Pull out every line below holding the word "from".

| Material provided |
==================================================
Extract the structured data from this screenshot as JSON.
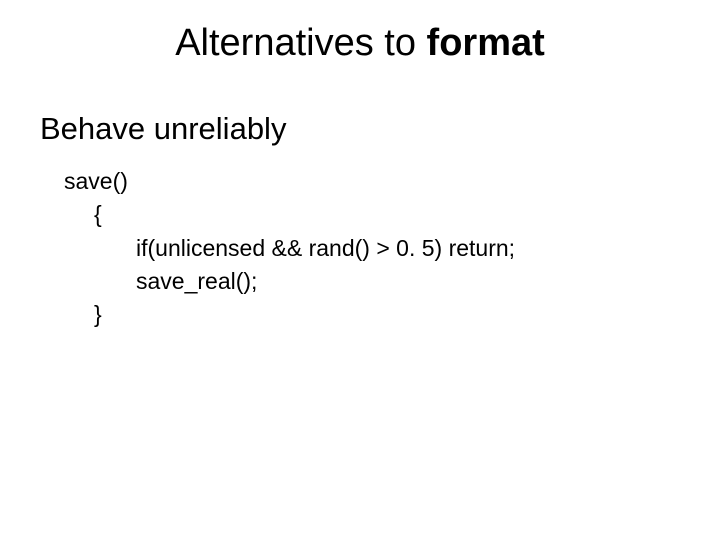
{
  "title_prefix": "Alternatives to ",
  "title_bold": "format",
  "subtitle": "Behave unreliably",
  "code": {
    "l1": "save()",
    "l2": "{",
    "l3": "if(unlicensed && rand() > 0. 5) return;",
    "l4": "save_real();",
    "l5": "}"
  }
}
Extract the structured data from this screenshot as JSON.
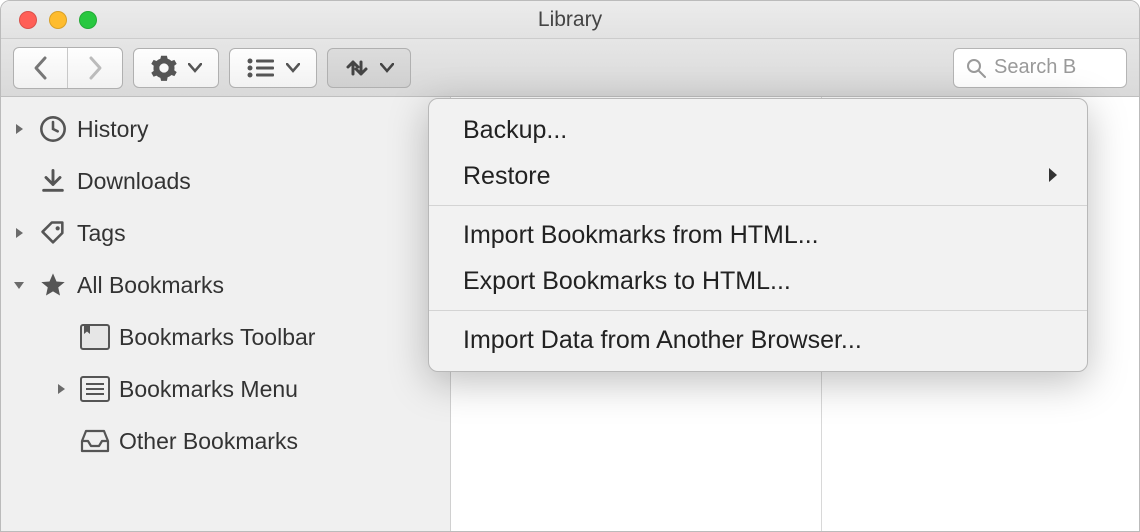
{
  "window": {
    "title": "Library"
  },
  "toolbar": {},
  "search": {
    "placeholder": "Search B"
  },
  "sidebar": {
    "items": [
      {
        "label": "History"
      },
      {
        "label": "Downloads"
      },
      {
        "label": "Tags"
      },
      {
        "label": "All Bookmarks"
      }
    ],
    "bookmark_children": [
      {
        "label": "Bookmarks Toolbar"
      },
      {
        "label": "Bookmarks Menu"
      },
      {
        "label": "Other Bookmarks"
      }
    ]
  },
  "menu": {
    "items": [
      {
        "label": "Backup..."
      },
      {
        "label": "Restore"
      },
      {
        "label": "Import Bookmarks from HTML..."
      },
      {
        "label": "Export Bookmarks to HTML..."
      },
      {
        "label": "Import Data from Another Browser..."
      }
    ]
  }
}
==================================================
| Task output |
Extract the structured data from this screenshot as JSON.
Extract the structured data from this screenshot as JSON.
        "label": "Import Bookmarks from HTML..."
        "label": "Import Data from Another Browser..."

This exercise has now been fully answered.